A big plus is that you have extra hours in the day because you no longer have to commute.   

Being a virtual employee is still a real job! Do your job every day – follow your schedule, stay focused, and get the job done! The key to productivity is discipline.

3.    Manage Distractions

No TV in the background, surfing the Internet, and checking/posting on social media.

With no one is looking over your shoulder, you must deal with the temptation to “watch just one program on TV” or have that second (or third) cup of coffee before you sit down to work.

If you have a family, you have the possibility of frequent interruptions, noise, and unexpected distractions. Enlist your family’s support by asking them to agree to respect your schedule and understand that during working hours you are unavailable.

The more disciplined and consistent you are, the more your family will accept that you are working – just as you always have. They will eventually realize the only difference is that you are doing it at home.

Just because management is out of sight – they should not be out of mind. You do not have free rein to do whatever you feel like doing throughout the day just because you are at home.

It is a good idea at the end of each day to make a list of things you need to accomplish the next day, which helps you to stay on track – preventing the temptation to flit from one thing to another, randomly doing whatever comes to mind. Disorganization results in low productivity and potential failure in the long-run.

A plan for how you will use your working hours can be as simple as dividing your day into blocks of time and assigning a category of work to each chunk of time. Google Calendar is a useful tool for planning and includes daily reminders of what you should be doing at certain times of the day.

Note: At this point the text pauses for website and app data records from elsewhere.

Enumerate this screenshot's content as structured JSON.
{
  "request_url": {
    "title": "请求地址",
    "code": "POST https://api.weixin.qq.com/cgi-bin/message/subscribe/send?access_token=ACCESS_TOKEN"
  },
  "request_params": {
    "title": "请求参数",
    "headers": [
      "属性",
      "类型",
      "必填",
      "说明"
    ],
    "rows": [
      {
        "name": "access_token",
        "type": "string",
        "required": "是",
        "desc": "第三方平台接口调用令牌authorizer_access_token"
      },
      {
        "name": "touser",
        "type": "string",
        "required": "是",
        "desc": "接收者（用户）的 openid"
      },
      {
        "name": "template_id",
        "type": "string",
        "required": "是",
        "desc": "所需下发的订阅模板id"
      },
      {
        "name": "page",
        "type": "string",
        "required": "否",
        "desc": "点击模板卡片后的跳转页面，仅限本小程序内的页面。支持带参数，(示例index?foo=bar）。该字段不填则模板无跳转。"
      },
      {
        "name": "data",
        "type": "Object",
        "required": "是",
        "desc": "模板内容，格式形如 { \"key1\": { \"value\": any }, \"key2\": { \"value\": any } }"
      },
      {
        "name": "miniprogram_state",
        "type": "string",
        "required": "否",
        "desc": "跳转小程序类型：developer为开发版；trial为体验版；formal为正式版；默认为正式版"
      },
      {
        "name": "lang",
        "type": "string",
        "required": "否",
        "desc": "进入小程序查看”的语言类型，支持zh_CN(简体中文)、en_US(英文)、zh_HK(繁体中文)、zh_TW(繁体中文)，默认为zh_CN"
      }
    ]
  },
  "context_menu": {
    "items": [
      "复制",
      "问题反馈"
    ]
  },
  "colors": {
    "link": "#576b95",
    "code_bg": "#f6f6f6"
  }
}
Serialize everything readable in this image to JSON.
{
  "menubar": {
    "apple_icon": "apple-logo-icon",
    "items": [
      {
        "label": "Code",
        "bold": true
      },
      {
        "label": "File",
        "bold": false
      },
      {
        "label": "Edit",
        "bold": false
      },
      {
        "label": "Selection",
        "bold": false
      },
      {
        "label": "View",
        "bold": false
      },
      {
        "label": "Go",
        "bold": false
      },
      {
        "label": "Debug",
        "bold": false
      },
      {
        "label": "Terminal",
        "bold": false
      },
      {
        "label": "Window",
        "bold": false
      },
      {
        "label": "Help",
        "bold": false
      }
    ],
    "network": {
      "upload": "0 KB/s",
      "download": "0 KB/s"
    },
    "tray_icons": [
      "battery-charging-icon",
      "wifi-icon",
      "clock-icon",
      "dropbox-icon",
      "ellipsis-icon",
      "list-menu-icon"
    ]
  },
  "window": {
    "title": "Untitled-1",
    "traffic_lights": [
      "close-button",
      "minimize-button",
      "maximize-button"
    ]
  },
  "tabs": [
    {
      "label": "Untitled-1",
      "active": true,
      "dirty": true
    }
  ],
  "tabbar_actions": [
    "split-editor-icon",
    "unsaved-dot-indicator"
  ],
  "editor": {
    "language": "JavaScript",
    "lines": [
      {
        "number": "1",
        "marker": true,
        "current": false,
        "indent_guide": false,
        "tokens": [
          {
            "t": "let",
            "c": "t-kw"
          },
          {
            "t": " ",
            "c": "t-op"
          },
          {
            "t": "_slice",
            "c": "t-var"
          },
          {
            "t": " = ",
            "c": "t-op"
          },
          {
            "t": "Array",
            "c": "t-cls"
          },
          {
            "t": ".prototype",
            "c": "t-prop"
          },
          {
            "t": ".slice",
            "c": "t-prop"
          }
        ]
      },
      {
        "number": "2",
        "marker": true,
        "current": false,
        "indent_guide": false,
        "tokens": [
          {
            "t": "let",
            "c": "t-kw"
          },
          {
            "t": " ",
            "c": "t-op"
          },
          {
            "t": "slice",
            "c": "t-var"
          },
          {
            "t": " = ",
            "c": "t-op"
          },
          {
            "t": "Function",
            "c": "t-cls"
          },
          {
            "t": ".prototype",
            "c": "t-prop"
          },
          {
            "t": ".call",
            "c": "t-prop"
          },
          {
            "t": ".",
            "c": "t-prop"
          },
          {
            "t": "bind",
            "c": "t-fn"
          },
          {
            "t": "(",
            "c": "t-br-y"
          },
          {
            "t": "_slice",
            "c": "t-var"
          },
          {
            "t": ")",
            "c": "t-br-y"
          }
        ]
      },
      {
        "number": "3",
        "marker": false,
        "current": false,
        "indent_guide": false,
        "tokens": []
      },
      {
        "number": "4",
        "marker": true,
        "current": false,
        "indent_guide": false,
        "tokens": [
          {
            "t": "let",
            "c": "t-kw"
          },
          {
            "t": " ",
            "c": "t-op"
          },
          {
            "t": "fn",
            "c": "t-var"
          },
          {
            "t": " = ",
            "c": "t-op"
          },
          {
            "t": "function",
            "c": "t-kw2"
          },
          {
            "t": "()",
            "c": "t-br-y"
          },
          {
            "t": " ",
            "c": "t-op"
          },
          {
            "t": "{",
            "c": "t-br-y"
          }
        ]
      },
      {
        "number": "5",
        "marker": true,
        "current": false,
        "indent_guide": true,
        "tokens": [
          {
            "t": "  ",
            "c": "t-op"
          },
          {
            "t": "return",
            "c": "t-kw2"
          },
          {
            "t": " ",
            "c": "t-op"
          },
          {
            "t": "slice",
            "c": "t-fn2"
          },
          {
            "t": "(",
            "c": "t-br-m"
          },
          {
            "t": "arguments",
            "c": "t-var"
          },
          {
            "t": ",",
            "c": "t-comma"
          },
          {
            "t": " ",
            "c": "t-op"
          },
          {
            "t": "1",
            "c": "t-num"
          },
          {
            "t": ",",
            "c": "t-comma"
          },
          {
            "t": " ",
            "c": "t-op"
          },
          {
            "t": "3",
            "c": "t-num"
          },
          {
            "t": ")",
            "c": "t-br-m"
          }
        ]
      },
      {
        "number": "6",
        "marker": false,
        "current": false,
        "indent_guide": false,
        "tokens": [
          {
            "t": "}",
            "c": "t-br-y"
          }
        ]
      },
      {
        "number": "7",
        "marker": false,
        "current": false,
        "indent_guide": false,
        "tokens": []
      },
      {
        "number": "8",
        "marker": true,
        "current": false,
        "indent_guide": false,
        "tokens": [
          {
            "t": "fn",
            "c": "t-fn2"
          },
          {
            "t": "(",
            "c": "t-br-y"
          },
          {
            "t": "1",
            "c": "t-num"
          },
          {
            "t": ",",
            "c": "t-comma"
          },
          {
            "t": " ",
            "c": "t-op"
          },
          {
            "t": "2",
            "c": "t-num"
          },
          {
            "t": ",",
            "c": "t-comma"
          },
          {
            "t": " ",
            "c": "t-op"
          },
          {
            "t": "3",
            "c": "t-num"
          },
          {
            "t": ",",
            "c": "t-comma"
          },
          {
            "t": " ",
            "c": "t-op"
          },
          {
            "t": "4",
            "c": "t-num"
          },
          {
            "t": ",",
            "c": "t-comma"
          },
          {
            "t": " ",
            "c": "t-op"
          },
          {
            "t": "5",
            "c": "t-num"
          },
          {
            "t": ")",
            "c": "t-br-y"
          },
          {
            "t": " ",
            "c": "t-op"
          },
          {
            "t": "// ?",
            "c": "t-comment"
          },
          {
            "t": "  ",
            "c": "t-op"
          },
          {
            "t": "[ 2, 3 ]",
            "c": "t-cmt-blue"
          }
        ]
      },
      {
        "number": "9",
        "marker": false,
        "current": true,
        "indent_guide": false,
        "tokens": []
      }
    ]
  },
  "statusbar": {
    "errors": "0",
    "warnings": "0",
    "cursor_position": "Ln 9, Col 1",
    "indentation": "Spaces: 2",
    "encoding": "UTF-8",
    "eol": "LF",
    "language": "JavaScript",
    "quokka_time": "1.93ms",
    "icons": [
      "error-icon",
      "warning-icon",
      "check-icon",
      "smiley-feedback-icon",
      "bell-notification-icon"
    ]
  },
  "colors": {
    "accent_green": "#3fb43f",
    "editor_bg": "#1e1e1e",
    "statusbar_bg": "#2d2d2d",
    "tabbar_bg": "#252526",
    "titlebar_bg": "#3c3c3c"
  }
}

A solid work ethic, self-discipline and the ability to stay focused (on-point) are three key characteristics that you will find in all successful self-employed or virtual employees. If those characteristics are already part of your make-up, you are WAY ahead of the game. If not, the faster you develop them, the faster you will realize the success you are seeking.

4.    Enlist Your Family’s Support

Your family may not understand at first that nothing has changed about the work you do, except the location in which you are doing it. Talk to them about the change and what it will mean for them.

Post a schedule of your work hours on the door, or a wall near your desk and ask them to honor the time you are “at work.”  There should be no interruptions except in cases of life and death emergencies.

Do Not Distrub Sign for Doorknow A “do not disturb” sign on the door can be very effective. You should also make it clear that when the sign is on the doorknob, the only acceptable form of communication is texting, to which you will not reply unless it is an emergency.

One of the problems that can develop from your being at home all day is that you should be available and willing to play with them, talk to them, or help them with something anytime they ask. 

These problematic infringements on your time are easier to combat when you are clear about the situation, and you have a work schedule in place that you follow religiously.

There should be no question in their minds (or yours) about what you are doing. It is important to have clear rules about when you are available and when you are not.

5.    Be Disciplined and Consistent

You may be thinking, “Working from home will be a piece of cake, no worries,” and brush off the suggestions I have given you.

Mastering unexpected change in a daily long-term routine requires self-discipline together with consistent and focused effort. You must be willing to invest the necessary time and effort for as long as it takes, without relenting, until you have developed a new rhythm and flow to the way you do your work in this new environment.

Developing this kind of disciplined consistency as a virtual employee is usually most difficult in the beginning. You will never be as productive in your new working environment as you were in the office if you are not willing and able to put forth consistent and focused effort over time.

Good luck and enjoy the ride. Working virtually can be a rich and rewarding experience if you choose to take the necessary steps that will make it so.